Working Memory Components as Predictors of Word Problem Solving: Does Rapid Automatized Naming Speed Mediate the Relationship?

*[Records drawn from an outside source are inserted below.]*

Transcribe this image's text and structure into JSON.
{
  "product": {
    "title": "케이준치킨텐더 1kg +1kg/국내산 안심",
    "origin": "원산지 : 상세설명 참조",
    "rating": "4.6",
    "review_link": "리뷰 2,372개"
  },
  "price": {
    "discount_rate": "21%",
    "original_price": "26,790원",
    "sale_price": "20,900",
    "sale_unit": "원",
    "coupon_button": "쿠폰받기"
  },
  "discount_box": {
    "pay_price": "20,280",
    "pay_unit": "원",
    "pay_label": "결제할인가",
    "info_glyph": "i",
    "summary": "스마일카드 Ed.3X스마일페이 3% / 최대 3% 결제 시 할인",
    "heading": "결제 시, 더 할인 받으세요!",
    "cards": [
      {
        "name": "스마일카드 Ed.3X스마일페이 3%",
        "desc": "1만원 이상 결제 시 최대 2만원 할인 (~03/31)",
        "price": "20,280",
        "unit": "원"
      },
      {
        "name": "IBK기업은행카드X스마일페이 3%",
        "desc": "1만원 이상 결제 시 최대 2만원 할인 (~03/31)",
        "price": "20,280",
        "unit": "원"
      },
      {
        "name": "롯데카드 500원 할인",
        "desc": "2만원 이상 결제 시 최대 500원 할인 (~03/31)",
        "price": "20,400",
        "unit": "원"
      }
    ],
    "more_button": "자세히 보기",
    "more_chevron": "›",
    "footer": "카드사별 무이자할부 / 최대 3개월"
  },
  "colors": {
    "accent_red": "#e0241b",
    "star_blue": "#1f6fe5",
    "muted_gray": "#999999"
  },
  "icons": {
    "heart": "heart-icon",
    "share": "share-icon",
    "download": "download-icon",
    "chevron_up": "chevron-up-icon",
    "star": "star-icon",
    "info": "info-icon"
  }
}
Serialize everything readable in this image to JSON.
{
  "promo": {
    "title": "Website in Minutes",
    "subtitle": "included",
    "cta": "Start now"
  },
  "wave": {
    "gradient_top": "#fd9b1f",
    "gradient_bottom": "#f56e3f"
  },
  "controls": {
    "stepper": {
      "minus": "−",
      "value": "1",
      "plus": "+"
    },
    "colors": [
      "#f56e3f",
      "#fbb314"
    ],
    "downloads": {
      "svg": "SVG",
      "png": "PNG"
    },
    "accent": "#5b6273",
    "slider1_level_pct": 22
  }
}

Numerous studies have established the relationships between working memory (WM), rapid automatized naming speed, reading comprehension, calculation, and word problem solving (WPS). However, there is limited research on the differential effects of the WM components (central executive, phonological loop, visual-spatial sketchpad) on WPS, and how speed, reading, calculation, and knowledge of word problem components mediate that relationship. The sample consisted of 413 between ages 6-10 (M = 8.38, SD = .51). The results yielded three important findings: 1) without any mediators, the phonological loop was the best predictor of WPS; 2) when other variables were entered into the model, reading and calculation were the strongest direct predictors of WPS; 3) results of the mediation model showed that speed mediated the relationship between the central executive component of WM and WPS, while reading mediated the relationship between the central executive and phonological loop and WPS. The educational implications of these findings are discussed.